─── MATERIAL TO PROCESS ───

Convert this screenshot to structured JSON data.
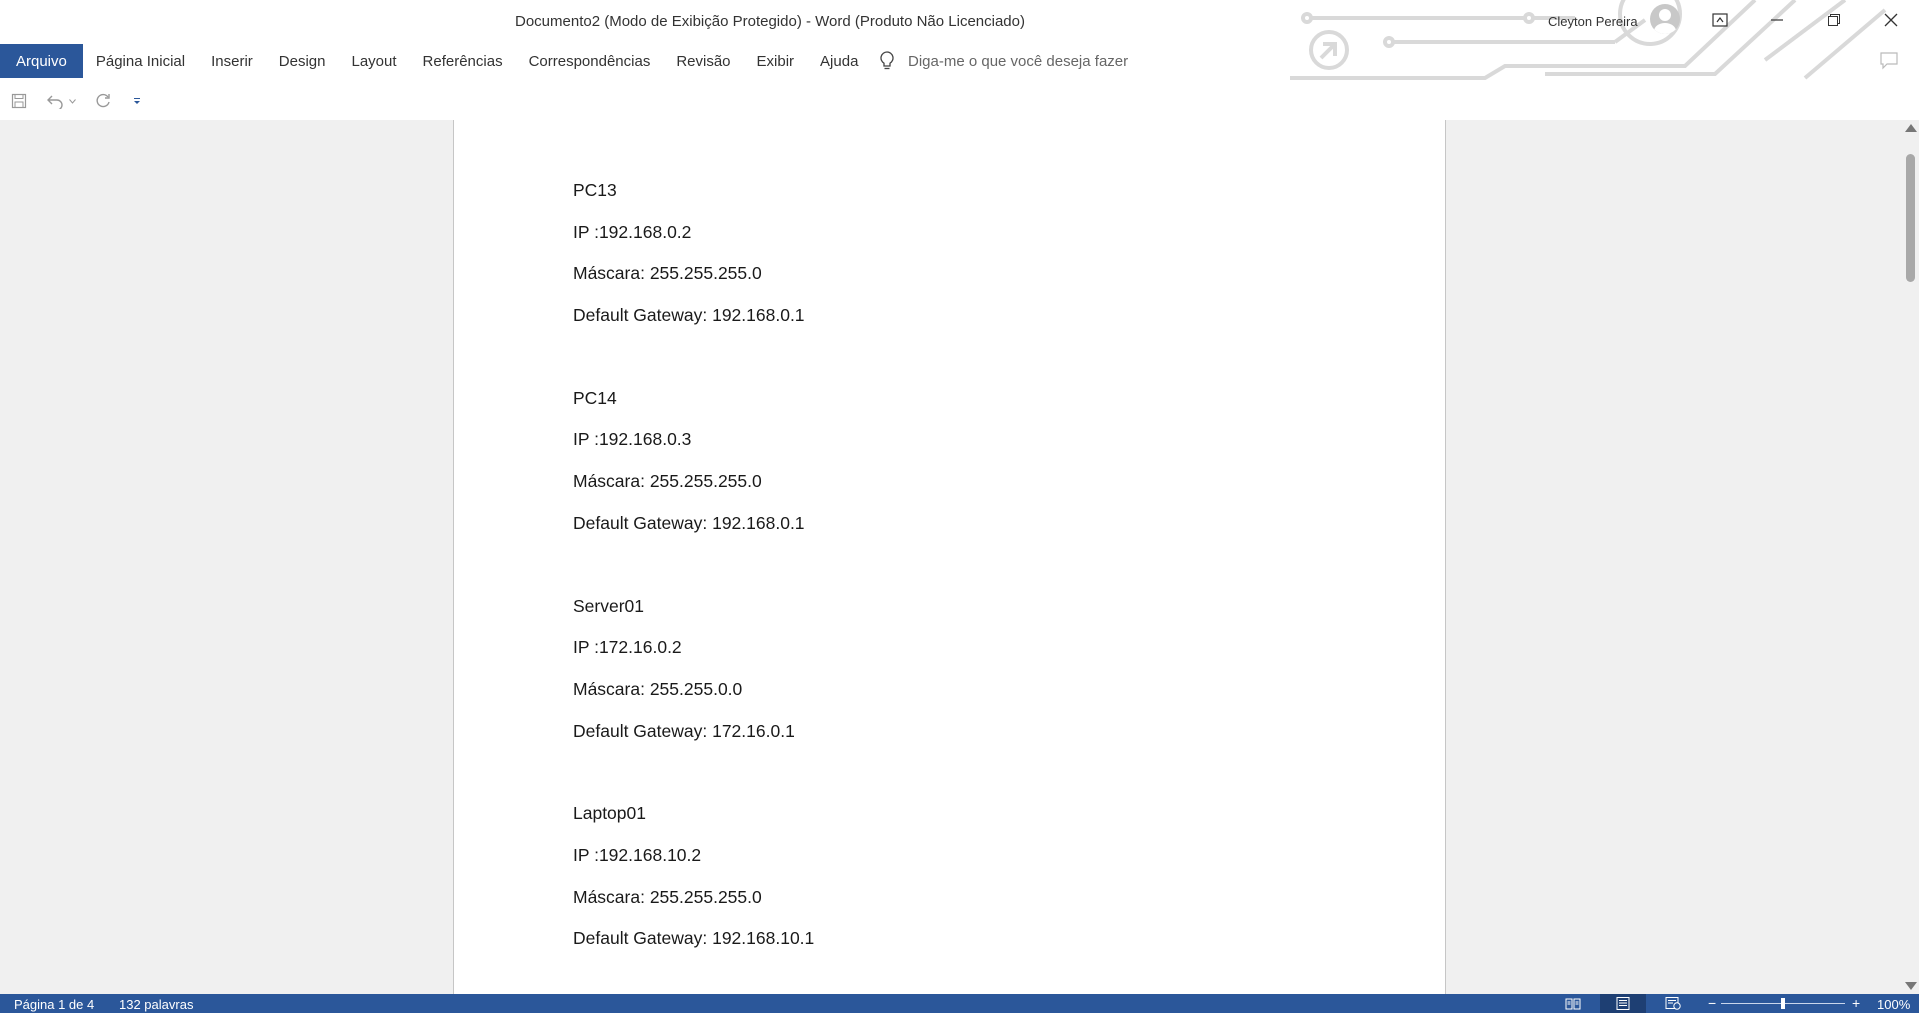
{
  "window": {
    "title": "Documento2 (Modo de Exibição Protegido)  -  Word (Produto Não Licenciado)",
    "user_name": "Cleyton Pereira",
    "controls": [
      "ribbon-display-options-icon",
      "minimize-icon",
      "restore-icon",
      "close-icon"
    ]
  },
  "ribbon": {
    "tabs": [
      {
        "label": "Arquivo",
        "active": true
      },
      {
        "label": "Página Inicial"
      },
      {
        "label": "Inserir"
      },
      {
        "label": "Design"
      },
      {
        "label": "Layout"
      },
      {
        "label": "Referências"
      },
      {
        "label": "Correspondências"
      },
      {
        "label": "Revisão"
      },
      {
        "label": "Exibir"
      },
      {
        "label": "Ajuda"
      }
    ],
    "tell_me_placeholder": "Diga-me o que você deseja fazer"
  },
  "quick_access": [
    "save-icon",
    "undo-icon",
    "undo-dropdown-icon",
    "redo-icon",
    "customize-qat-icon"
  ],
  "document": {
    "blocks": [
      {
        "name": "PC13",
        "ip": "IP :192.168.0.2",
        "mask": "Máscara: 255.255.255.0",
        "gateway": "Default Gateway: 192.168.0.1"
      },
      {
        "name": "PC14",
        "ip": "IP :192.168.0.3",
        "mask": "Máscara: 255.255.255.0",
        "gateway": "Default Gateway: 192.168.0.1"
      },
      {
        "name": "Server01",
        "ip": "IP :172.16.0.2",
        "mask": "Máscara: 255.255.0.0",
        "gateway": "Default Gateway: 172.16.0.1"
      },
      {
        "name": "Laptop01",
        "ip": "IP :192.168.10.2",
        "mask": "Máscara: 255.255.255.0",
        "gateway": "Default Gateway: 192.168.10.1"
      }
    ]
  },
  "status": {
    "page": "Página 1 de 4",
    "words": "132 palavras",
    "zoom": "100%",
    "zoom_fraction": 0.5,
    "active_view": "print-layout"
  },
  "colors": {
    "accent": "#2b579a",
    "workspace": "#f0f0f0"
  }
}
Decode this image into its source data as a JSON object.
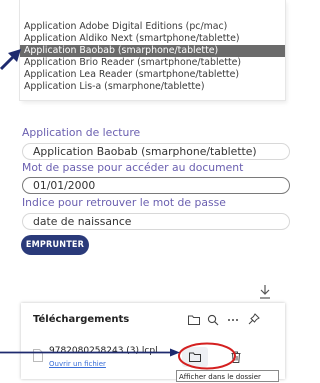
{
  "app_list": {
    "options": [
      "Application Adobe Digital Editions (pc/mac)",
      "Application Aldiko Next (smartphone/tablette)",
      "Application Baobab (smarphone/tablette)",
      "Application Brio Reader (smartphone/tablette)",
      "Application Lea Reader (smartphone/tablette)",
      "Application Lis-a (smarphone/tablette)"
    ],
    "selected_index": 2
  },
  "form": {
    "app_label": "Application de lecture",
    "app_value": "Application Baobab (smarphone/tablette)",
    "password_label": "Mot de passe pour accéder au document",
    "password_value": "01/01/2000",
    "hint_label": "Indice pour retrouver le mot de passe",
    "hint_value": "date de naissance",
    "borrow_button": "EMPRUNTER"
  },
  "downloads": {
    "title": "Téléchargements",
    "file_name": "9782080258243 (3).lcpl",
    "open_file": "Ouvrir un fichier",
    "tooltip": "Afficher dans le dossier"
  },
  "colors": {
    "selected_option_bg": "#6b6b6b",
    "label_color": "#6a5fb0",
    "button_bg": "#2a3a7a",
    "link_color": "#3a6fd8",
    "annotation_red": "#d42020",
    "arrow_navy": "#1e2a6e"
  },
  "icons": [
    "arrow-pointer-icon",
    "download-arrow-icon",
    "folder-icon",
    "search-icon",
    "more-icon",
    "pin-icon",
    "file-icon",
    "open-folder-icon",
    "trash-icon"
  ]
}
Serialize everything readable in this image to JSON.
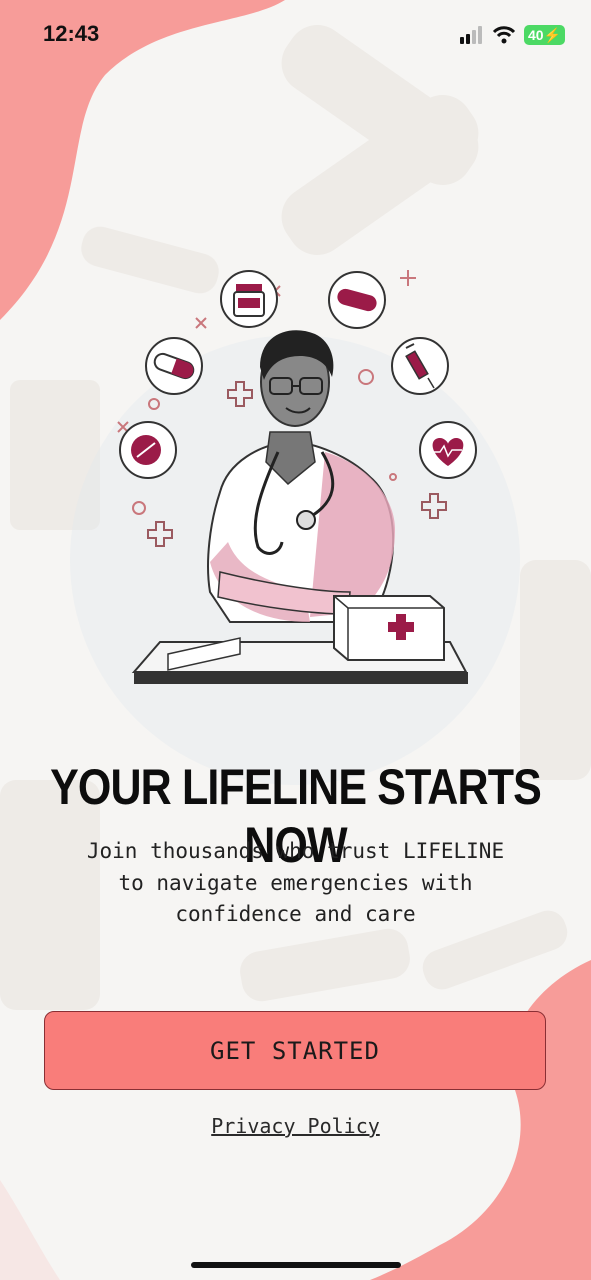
{
  "status_bar": {
    "time": "12:43",
    "battery": "40"
  },
  "onboarding": {
    "headline": "YOUR LIFELINE STARTS NOW",
    "subtext": "Join thousands who trust LIFELINE\nto navigate emergencies with\nconfidence and care",
    "cta_label": "GET STARTED",
    "privacy_label": "Privacy Policy"
  },
  "colors": {
    "blob": "#f79c99",
    "button": "#f97d7a",
    "button_border": "#8a2f34",
    "accent": "#9b1b48",
    "background": "#f6f5f3"
  },
  "icons": [
    "pill-bottle-icon",
    "bandage-icon",
    "capsule-icon",
    "syringe-icon",
    "tablet-icon",
    "heart-pulse-icon",
    "first-aid-kit-icon"
  ]
}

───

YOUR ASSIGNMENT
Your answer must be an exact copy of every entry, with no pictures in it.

EXERCISE ANSWER
Convert this screenshot to structured JSON data.
{
  "window": {
    "title": "Documento2 (Modo de Exibição Protegido)  -  Word (Produto Não Licenciado)",
    "user_name": "Cleyton Pereira",
    "controls": [
      "ribbon-display-options-icon",
      "minimize-icon",
      "restore-icon",
      "close-icon"
    ]
  },
  "ribbon": {
    "tabs": [
      {
        "label": "Arquivo",
        "active": true
      },
      {
        "label": "Página Inicial"
      },
      {
        "label": "Inserir"
      },
      {
        "label": "Design"
      },
      {
        "label": "Layout"
      },
      {
        "label": "Referências"
      },
      {
        "label": "Correspondências"
      },
      {
        "label": "Revisão"
      },
      {
        "label": "Exibir"
      },
      {
        "label": "Ajuda"
      }
    ],
    "tell_me_placeholder": "Diga-me o que você deseja fazer"
  },
  "quick_access": [
    "save-icon",
    "undo-icon",
    "undo-dropdown-icon",
    "redo-icon",
    "customize-qat-icon"
  ],
  "document": {
    "blocks": [
      {
        "name": "PC13",
        "ip": "IP :192.168.0.2",
        "mask": "Máscara: 255.255.255.0",
        "gateway": "Default Gateway: 192.168.0.1"
      },
      {
        "name": "PC14",
        "ip": "IP :192.168.0.3",
        "mask": "Máscara: 255.255.255.0",
        "gateway": "Default Gateway: 192.168.0.1"
      },
      {
        "name": "Server01",
        "ip": "IP :172.16.0.2",
        "mask": "Máscara: 255.255.0.0",
        "gateway": "Default Gateway: 172.16.0.1"
      },
      {
        "name": "Laptop01",
        "ip": "IP :192.168.10.2",
        "mask": "Máscara: 255.255.255.0",
        "gateway": "Default Gateway: 192.168.10.1"
      }
    ]
  },
  "status": {
    "page": "Página 1 de 4",
    "words": "132 palavras",
    "zoom": "100%",
    "zoom_fraction": 0.5,
    "active_view": "print-layout"
  },
  "colors": {
    "accent": "#2b579a",
    "workspace": "#f0f0f0"
  }
}
Decode this image into its source data as a JSON object.
{
  "app_list": {
    "options": [
      "Application Adobe Digital Editions (pc/mac)",
      "Application Aldiko Next (smartphone/tablette)",
      "Application Baobab (smarphone/tablette)",
      "Application Brio Reader (smartphone/tablette)",
      "Application Lea Reader (smartphone/tablette)",
      "Application Lis-a (smarphone/tablette)"
    ],
    "selected_index": 2
  },
  "form": {
    "app_label": "Application de lecture",
    "app_value": "Application Baobab (smarphone/tablette)",
    "password_label": "Mot de passe pour accéder au document",
    "password_value": "01/01/2000",
    "hint_label": "Indice pour retrouver le mot de passe",
    "hint_value": "date de naissance",
    "borrow_button": "EMPRUNTER"
  },
  "downloads": {
    "title": "Téléchargements",
    "file_name": "9782080258243 (3).lcpl",
    "open_file": "Ouvrir un fichier",
    "tooltip": "Afficher dans le dossier"
  },
  "colors": {
    "selected_option_bg": "#6b6b6b",
    "label_color": "#6a5fb0",
    "button_bg": "#2a3a7a",
    "link_color": "#3a6fd8",
    "annotation_red": "#d42020",
    "arrow_navy": "#1e2a6e"
  },
  "icons": [
    "arrow-pointer-icon",
    "download-arrow-icon",
    "folder-icon",
    "search-icon",
    "more-icon",
    "pin-icon",
    "file-icon",
    "open-folder-icon",
    "trash-icon"
  ]
}
Serialize everything readable in this image to JSON.
{
  "status_bar": {
    "time": "12:43",
    "battery": "40"
  },
  "onboarding": {
    "headline": "YOUR LIFELINE STARTS NOW",
    "subtext": "Join thousands who trust LIFELINE\nto navigate emergencies with\nconfidence and care",
    "cta_label": "GET STARTED",
    "privacy_label": "Privacy Policy"
  },
  "colors": {
    "blob": "#f79c99",
    "button": "#f97d7a",
    "button_border": "#8a2f34",
    "accent": "#9b1b48",
    "background": "#f6f5f3"
  },
  "icons": [
    "pill-bottle-icon",
    "bandage-icon",
    "capsule-icon",
    "syringe-icon",
    "tablet-icon",
    "heart-pulse-icon",
    "first-aid-kit-icon"
  ]
}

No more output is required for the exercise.